—Gary Portnoy – Theme from “Cheers”

Cheers is a bar/restaurant located on Beacon Street in Boston. Despite Carla’s numerological concerns, Cheers was founded in 1969. On March 10, 2009, the Boston Globe reported that longtime Cheers bartender Eddie Doyle, with a 35 year tenure that predated Cheers sitcom had been laid off. The Red Sox also traded Babe Ruth to the Yankees. Job security is a fleeting concept.

Labor Day was originally established by Congress at the bequest of organized labor to honor the social and economic achievements of American workers.

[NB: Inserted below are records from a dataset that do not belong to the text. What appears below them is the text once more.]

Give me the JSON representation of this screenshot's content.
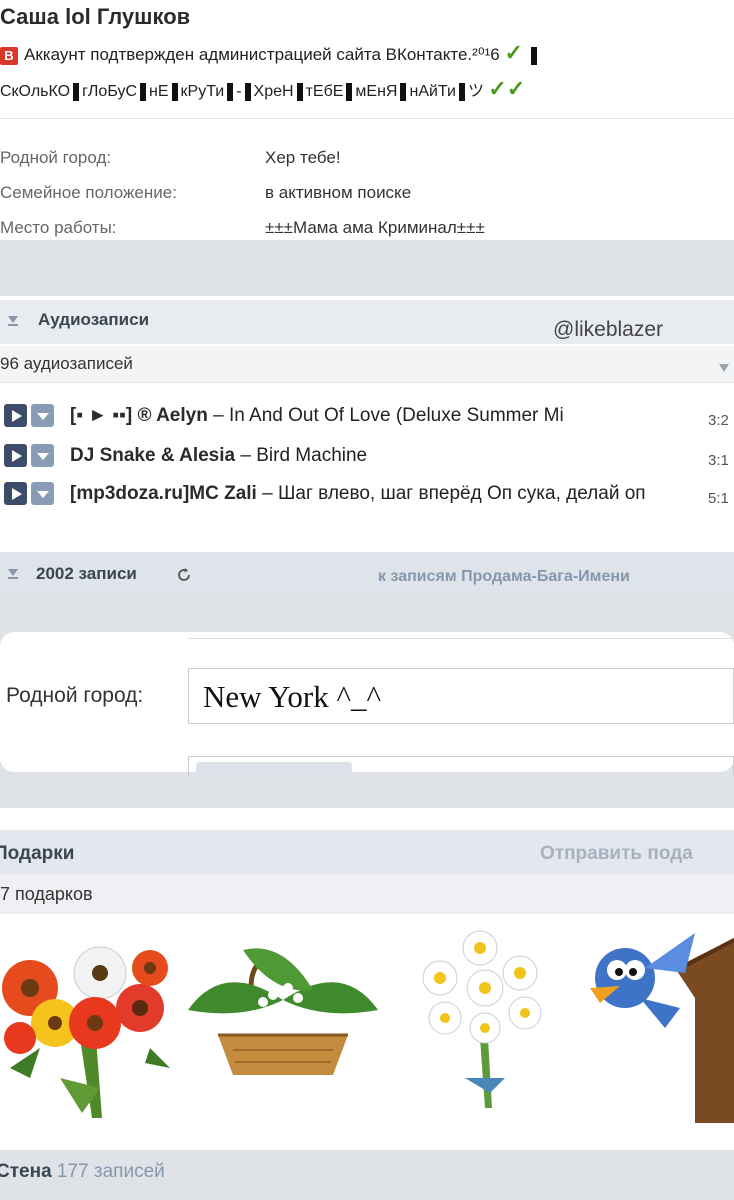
{
  "profile": {
    "name": "Саша lol Глушков",
    "badge_letter": "В",
    "verified_text": "Аккаунт подтвержден администрацией сайта ВКонтакте.",
    "verified_year": "²⁰¹6",
    "status_parts": [
      "СкОльКО",
      "гЛоБуС",
      "нЕ",
      "кРуТи",
      "-",
      "ХреН",
      "тЕбЕ",
      "мЕнЯ",
      "нАйТи",
      "ツ"
    ],
    "fields": [
      {
        "label": "Родной город:",
        "value": "Хер тебе!"
      },
      {
        "label": "Семейное положение:",
        "value": "в активном поиске"
      },
      {
        "label": "Место работы:",
        "value": "±±±Мама ама Криминал±±±"
      }
    ]
  },
  "watermark": "@likeblazer",
  "audio": {
    "title": "Аудиозаписи",
    "count": "96 аудиозаписей",
    "tracks": [
      {
        "artist": "[▪ ► ▪▪] ® Aelyn",
        "title": "In And Out Of Love (Deluxe Summer Mi",
        "duration": "3:2"
      },
      {
        "artist": "DJ Snake & Alesia",
        "title": "Bird Machine",
        "duration": "3:1"
      },
      {
        "artist": "[mp3doza.ru]MC Zali",
        "title": "Шаг влево, шаг вперёд Оп сука, делай оп",
        "duration": "5:1"
      }
    ]
  },
  "posts": {
    "count": "2002 записи",
    "link": "к записям Продама-Бага-Имени"
  },
  "popup": {
    "label": "Родной город:",
    "value": "New York ^_^"
  },
  "gifts": {
    "title": "Подарки",
    "send_link": "Отправить пода",
    "count": "7 подарков",
    "items": [
      "flower-bouquet",
      "lily-basket",
      "daisy-bouquet",
      "bird-clock"
    ]
  },
  "wall": {
    "title": "Стена",
    "count": "177 записей"
  },
  "colors": {
    "verified_check": "#4a9a1f",
    "badge": "#d8372c",
    "link": "#8597ad"
  }
}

Labor Day stood out as a yearly national tribute to the contributions workers have made to the strength, prosperity and well being of our country.  In some circles, Labor Day now reflects the anachronism of organized labor and their diminishing influence.  Labor Day has also come to be celebrated as the symbolic end of summer and the beginning of school.
Unions or organized labor have been shrinking in terms of both membership and power for fifty years. Today, only about one out of eight American workers belong to a union. Dues increases, continuing union contributions to political campaigns, and union member’s diligent voter-turnout efforts, have kept unions’ political power from ebbing as much as their membership. Offshoring, automation, and other changes in manufacturing have put the traditional industrial unions at a disadvantage in pursuing tried and true negotiating methods.

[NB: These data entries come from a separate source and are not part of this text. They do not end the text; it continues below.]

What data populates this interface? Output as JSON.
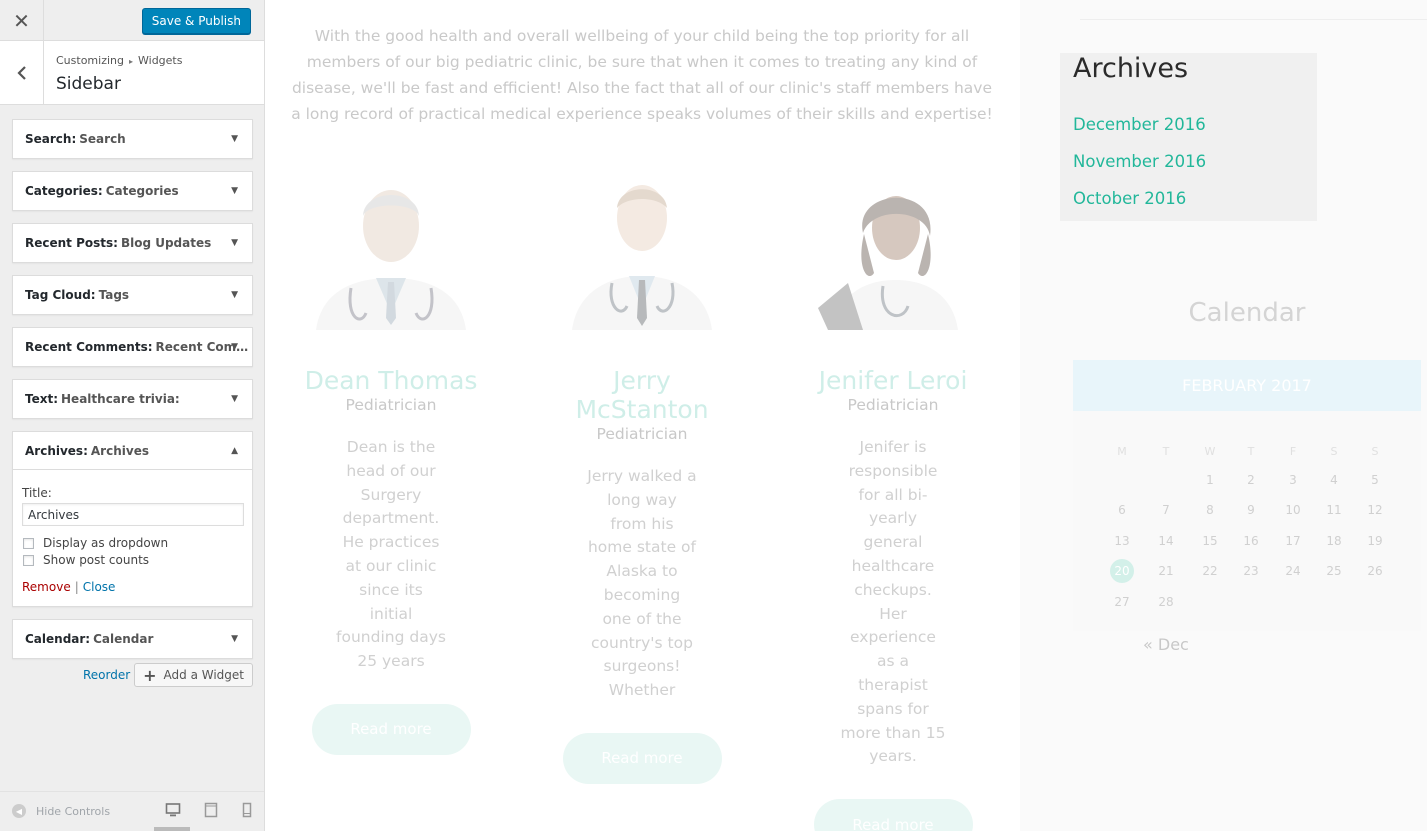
{
  "customizer": {
    "close_glyph": "✕",
    "save_label": "Save & Publish",
    "breadcrumb": {
      "part1": "Customizing",
      "sep": "▸",
      "part2": "Widgets"
    },
    "section_title": "Sidebar",
    "widgets": [
      {
        "name": "Search:",
        "title": "Search",
        "open": false
      },
      {
        "name": "Categories:",
        "title": "Categories",
        "open": false
      },
      {
        "name": "Recent Posts:",
        "title": "Blog Updates",
        "open": false
      },
      {
        "name": "Tag Cloud:",
        "title": "Tags",
        "open": false
      },
      {
        "name": "Recent Comments:",
        "title": "Recent Com…",
        "open": false
      },
      {
        "name": "Text:",
        "title": "Healthcare trivia:",
        "open": false
      },
      {
        "name": "Archives:",
        "title": "Archives",
        "open": true
      },
      {
        "name": "Calendar:",
        "title": "Calendar",
        "open": false
      }
    ],
    "archives_form": {
      "title_label": "Title:",
      "title_value": "Archives",
      "dropdown_label": "Display as dropdown",
      "post_counts_label": "Show post counts",
      "remove_label": "Remove",
      "sep": "|",
      "close_label": "Close"
    },
    "reorder_label": "Reorder",
    "add_widget_label": "Add a Widget",
    "hide_controls_label": "Hide Controls"
  },
  "preview": {
    "intro": "With the good health and overall wellbeing of your child being the top priority for all members of our big pediatric clinic, be sure that when it comes to treating any kind of disease, we'll be fast and efficient! Also the fact that all of our clinic's staff members have a long record of practical medical experience speaks volumes of their skills and expertise!",
    "doctors": [
      {
        "name": "Dean Thomas",
        "role": "Pediatrician",
        "bio": "Dean is the head of our Surgery department. He practices at our clinic since its initial founding days 25 years",
        "button": "Read more"
      },
      {
        "name": "Jerry McStanton",
        "role": "Pediatrician",
        "bio": "Jerry walked a long way from his home state of Alaska to becoming one of the country's top surgeons! Whether",
        "button": "Read more"
      },
      {
        "name": "Jenifer Leroi",
        "role": "Pediatrician",
        "bio": "Jenifer is responsible for all bi-yearly general healthcare checkups. Her experience as a therapist spans for more than 15 years.",
        "button": "Read more"
      }
    ],
    "archives": {
      "title": "Archives",
      "links": [
        "December 2016",
        "November 2016",
        "October 2016"
      ]
    },
    "calendar": {
      "title": "Calendar",
      "month": "FEBRUARY 2017",
      "weekdays": [
        "M",
        "T",
        "W",
        "T",
        "F",
        "S",
        "S"
      ],
      "weeks": [
        [
          "",
          "",
          "1",
          "2",
          "3",
          "4",
          "5"
        ],
        [
          "6",
          "7",
          "8",
          "9",
          "10",
          "11",
          "12"
        ],
        [
          "13",
          "14",
          "15",
          "16",
          "17",
          "18",
          "19"
        ],
        [
          "20",
          "21",
          "22",
          "23",
          "24",
          "25",
          "26"
        ],
        [
          "27",
          "28",
          "",
          "",
          "",
          "",
          ""
        ]
      ],
      "today": "20",
      "prev_link": "« Dec"
    }
  }
}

Corporations are focused on moving capital to global markets where they can generate greater profits at the expense of the domestic labor force. Work can be bought and sold. Where unions matter in the United States the auto industry, public education, and print journalism, financial skepticism persists. The recent sale of the Washington Post illustrates how the value of intellectual capital (despite organized labor representation) is minimized by technology. Organized labor played a major role in electing President Obama. Possibly as a consequence, union health and pension plans were taken into account in the restructuring of General Motors and Chrysler. Despite political successes, unions find themselves in as marginal a position in American society as they have been in 100 years. Union job creation opportunities exist, such as economically targeted investments with organized labor financial support, but only after a demonstration of lasting financial viability.

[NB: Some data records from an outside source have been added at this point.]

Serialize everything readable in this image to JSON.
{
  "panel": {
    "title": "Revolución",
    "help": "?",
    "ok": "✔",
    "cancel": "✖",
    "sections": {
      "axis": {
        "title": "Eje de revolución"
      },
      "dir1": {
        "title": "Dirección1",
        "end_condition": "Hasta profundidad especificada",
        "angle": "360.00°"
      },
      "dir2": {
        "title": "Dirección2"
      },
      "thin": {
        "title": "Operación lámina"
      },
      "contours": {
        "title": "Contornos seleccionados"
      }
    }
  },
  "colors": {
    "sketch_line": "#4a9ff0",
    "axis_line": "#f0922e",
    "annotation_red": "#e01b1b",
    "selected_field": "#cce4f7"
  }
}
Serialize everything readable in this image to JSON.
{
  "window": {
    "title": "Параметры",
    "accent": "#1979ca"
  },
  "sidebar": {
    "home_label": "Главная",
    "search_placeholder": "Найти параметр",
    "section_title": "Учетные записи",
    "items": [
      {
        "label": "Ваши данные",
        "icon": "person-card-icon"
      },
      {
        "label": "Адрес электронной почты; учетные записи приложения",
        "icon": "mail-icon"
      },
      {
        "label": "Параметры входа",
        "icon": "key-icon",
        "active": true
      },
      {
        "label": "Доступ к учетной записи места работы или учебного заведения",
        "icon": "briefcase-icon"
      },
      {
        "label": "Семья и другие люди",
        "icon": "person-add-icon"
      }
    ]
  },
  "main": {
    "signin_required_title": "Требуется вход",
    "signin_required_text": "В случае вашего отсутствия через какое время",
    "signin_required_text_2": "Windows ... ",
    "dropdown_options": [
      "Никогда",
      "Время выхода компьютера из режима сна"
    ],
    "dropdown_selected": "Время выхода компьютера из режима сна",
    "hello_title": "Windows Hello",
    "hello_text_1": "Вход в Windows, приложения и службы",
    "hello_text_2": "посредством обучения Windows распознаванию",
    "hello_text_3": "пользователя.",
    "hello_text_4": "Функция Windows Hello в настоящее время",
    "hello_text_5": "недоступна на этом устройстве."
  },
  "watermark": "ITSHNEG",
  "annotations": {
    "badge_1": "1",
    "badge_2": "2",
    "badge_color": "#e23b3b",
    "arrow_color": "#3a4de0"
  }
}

The economy has changed radically since Congress passed the Humphrey-Hawkins Full Employment Act in 1983. The Humphrey Hawkins act explicitly instructed the nation to strive toward four ultimate goals: full employment, growth in production, price stability and balance of trade and budget. That was then; we are now dealing with now! The economic primacy of the United States has been  subsumed by the emerging markets and others. {The Humphrey Hawkins Act mandated that by 1983 the unemployment rates should not be more than 3% for persons aged 20 or over and inflation rates should not be over 4%.} The Humphrey Hawkins Act expired but the act reinforced the Federal Reserve Board’s dual mandate of promotion of full employment and price stability.

Organized labor has been at the forefront of socially responsible or economically targeted investing. The socially responsible investing approach is to invest in stocks, bonds, and real estate of those companies that promote certain actions, such as increased employment in a certain industry. Socially responsible investing evolved during the political climate of the 1960’s.  During the 60’s socially conscious investors increasingly sought to address equality for women, civil rights, and labor interests. Fifty years later the investment environment has radically changed with an increased sensitivity to investable assets and returns.

Labor Day 2013 is a day in which we celebrate the united contributions of a workforce which created the capacity for the expansive economy of the country. Organized labor enabled consensus building and helped immigrants, blacks, and women gain access to the American Dream. The evolution of the global economy, the productivity of technology and a culture of independent minded workers has muted the accomplishments of many very dedicated individuals.

If tomorrow all things were gone: I’d worked for all my life: And I had to start again: with just my children and wife: I’d thank my lucky stars to be living in the USA.”

— Lee Greenwood “God Bless the USA.”

—Fred